President Obama, avatar of hope and change, is back in real nasty mode, suggesting not too subtly that conservative Republican lawmakers are un-American.
Take a look at this excerpt of his remarks he made this afternoon to the National Council of La Raza, a Hispanic group sympathetic to his message. The bolding of the last paragraph from this White House transcript is mine.
But we can’t just close our deficits by cutting spending . . .
And that’s why people from both parties have said that the best way to take on our deficit is with a balanced approach –- one where the wealthiest Americans and big corporations pay their fair share, too. (Applause.) Before we stop funding energy research, we should ask oil companies and corporate jet owners to give up special tax breaks that other folks don’t get. (Applause.) Before we ask college students to pay more to go to college, we should ask hedge fund managers to stop paying taxes that are lower in terms of rates than their secretaries. Before we ask seniors to pay more for Medicare — (applause) — before we ask seniors to pay more for Medicare, we should ask people like me to give up tax breaks that we don’t need and weren’t even asking for. (Applause.)
So, NCLR, that’s at the heart of this debate. Are we a nation that asks only the middle class and the poor to bear the burden? After they’ve seen their jobs disappear and their incomes decline over a decade? Are we a people who break the promises we’ve made to seniors, or the disabled, and leave them to fend for themselves?
That’s not who we are. We are better than that. We’re a people who look out for one another. We’re a people who believe in shared sacrifice, because we know that we rise or fall as one nation. We’re a people who will do whatever it takes to make sure our children have the same chances and the same opportunities that our parents gave us — not just the same chances, better chances, than our parents gave us. That’s the American way.
The frightening thing here is not that Obama has gone into a political mode similar to that which we saw just before Election Day 2010, when he resorted to calling Republicans enemies, suggested without proof that foreign money was funding the Chamber of Commerce’s political work, said Republicans don’t want black people to vote and that they had a master plan to keep the economy from improving in order to seize power, and so on.

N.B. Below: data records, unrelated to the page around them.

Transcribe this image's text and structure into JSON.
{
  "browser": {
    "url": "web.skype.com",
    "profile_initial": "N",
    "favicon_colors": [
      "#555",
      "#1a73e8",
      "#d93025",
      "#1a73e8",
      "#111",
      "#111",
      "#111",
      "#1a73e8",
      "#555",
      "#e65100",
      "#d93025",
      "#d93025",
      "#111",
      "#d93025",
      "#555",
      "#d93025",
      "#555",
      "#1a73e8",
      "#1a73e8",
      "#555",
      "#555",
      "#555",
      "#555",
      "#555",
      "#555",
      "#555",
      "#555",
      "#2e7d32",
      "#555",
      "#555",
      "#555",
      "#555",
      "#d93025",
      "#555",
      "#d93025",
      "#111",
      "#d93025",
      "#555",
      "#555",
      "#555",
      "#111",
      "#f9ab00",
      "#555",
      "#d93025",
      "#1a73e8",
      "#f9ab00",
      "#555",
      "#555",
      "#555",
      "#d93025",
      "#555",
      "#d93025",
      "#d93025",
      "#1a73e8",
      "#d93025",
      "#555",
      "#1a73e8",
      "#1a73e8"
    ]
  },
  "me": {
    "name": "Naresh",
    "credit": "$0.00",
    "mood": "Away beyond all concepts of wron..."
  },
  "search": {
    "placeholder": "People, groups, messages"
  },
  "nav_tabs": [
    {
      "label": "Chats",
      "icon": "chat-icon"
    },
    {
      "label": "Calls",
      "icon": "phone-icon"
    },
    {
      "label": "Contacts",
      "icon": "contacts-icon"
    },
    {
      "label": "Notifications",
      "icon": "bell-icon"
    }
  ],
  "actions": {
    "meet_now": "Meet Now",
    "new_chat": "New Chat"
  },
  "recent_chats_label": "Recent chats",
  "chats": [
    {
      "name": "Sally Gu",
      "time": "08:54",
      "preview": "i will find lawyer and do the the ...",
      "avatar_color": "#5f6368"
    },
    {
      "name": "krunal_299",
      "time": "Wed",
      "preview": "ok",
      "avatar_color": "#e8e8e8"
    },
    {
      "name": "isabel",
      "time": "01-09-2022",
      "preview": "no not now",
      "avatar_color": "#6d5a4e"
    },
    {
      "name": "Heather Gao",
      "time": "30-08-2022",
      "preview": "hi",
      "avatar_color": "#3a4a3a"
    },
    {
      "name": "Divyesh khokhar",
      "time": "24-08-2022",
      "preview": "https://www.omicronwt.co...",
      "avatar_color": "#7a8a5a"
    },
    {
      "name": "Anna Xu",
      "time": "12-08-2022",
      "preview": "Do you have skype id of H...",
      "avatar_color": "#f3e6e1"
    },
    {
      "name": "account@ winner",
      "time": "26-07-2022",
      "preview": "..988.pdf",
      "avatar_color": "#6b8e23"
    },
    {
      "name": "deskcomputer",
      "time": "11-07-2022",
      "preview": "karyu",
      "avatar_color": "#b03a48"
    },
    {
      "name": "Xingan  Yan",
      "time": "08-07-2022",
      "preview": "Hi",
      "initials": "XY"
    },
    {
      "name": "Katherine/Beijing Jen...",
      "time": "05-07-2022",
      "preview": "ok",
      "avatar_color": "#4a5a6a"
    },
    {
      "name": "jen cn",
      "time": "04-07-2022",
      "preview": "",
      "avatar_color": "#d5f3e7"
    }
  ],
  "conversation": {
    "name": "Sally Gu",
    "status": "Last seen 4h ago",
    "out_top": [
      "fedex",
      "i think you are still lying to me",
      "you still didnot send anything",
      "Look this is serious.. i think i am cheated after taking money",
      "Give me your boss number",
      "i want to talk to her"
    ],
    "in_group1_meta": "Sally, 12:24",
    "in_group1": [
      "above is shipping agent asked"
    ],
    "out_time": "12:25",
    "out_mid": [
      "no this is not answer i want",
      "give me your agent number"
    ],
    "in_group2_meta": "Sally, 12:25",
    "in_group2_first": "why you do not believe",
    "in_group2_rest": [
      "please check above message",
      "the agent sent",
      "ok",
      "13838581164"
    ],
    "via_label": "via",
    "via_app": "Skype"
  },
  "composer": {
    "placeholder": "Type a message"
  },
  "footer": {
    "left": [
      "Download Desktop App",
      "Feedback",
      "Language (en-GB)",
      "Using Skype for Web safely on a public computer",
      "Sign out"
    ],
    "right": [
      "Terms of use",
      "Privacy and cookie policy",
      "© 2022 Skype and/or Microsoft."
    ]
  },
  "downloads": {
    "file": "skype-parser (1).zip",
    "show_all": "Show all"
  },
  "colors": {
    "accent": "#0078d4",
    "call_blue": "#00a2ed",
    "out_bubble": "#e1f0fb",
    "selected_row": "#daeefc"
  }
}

The frightening thing is that he believes this, in the idea that people with different philosophies than his are evil and un-American. It’s wrong when anyone – liberal or conservative – takes such a position. It’s scary when the president of all of us does.
And how comforted are you by this?
Believe me — believe me, the idea of doing things on my own is very tempting. (Laughter.) I promise you. Not just on immigration reform.
Now, he followed up emphatically with “That’s not how our democracy functions,” and was clearly trying to make the point that he needs Republicans to get things done, not that he wants to govern by fiat. But I’ve never heard a president joke around in such a careless manner. It contains an unappealing dose of egotism and disrespect for the system.
Obama so easily slips into a deeply partisan, even contemptuous mode of speaking. It’s bad politics – it will bring many infuriated people to the polls without inspiring supporters.
What is inspires is hope and change. But having failed to achieve either, the slogan is cast aside.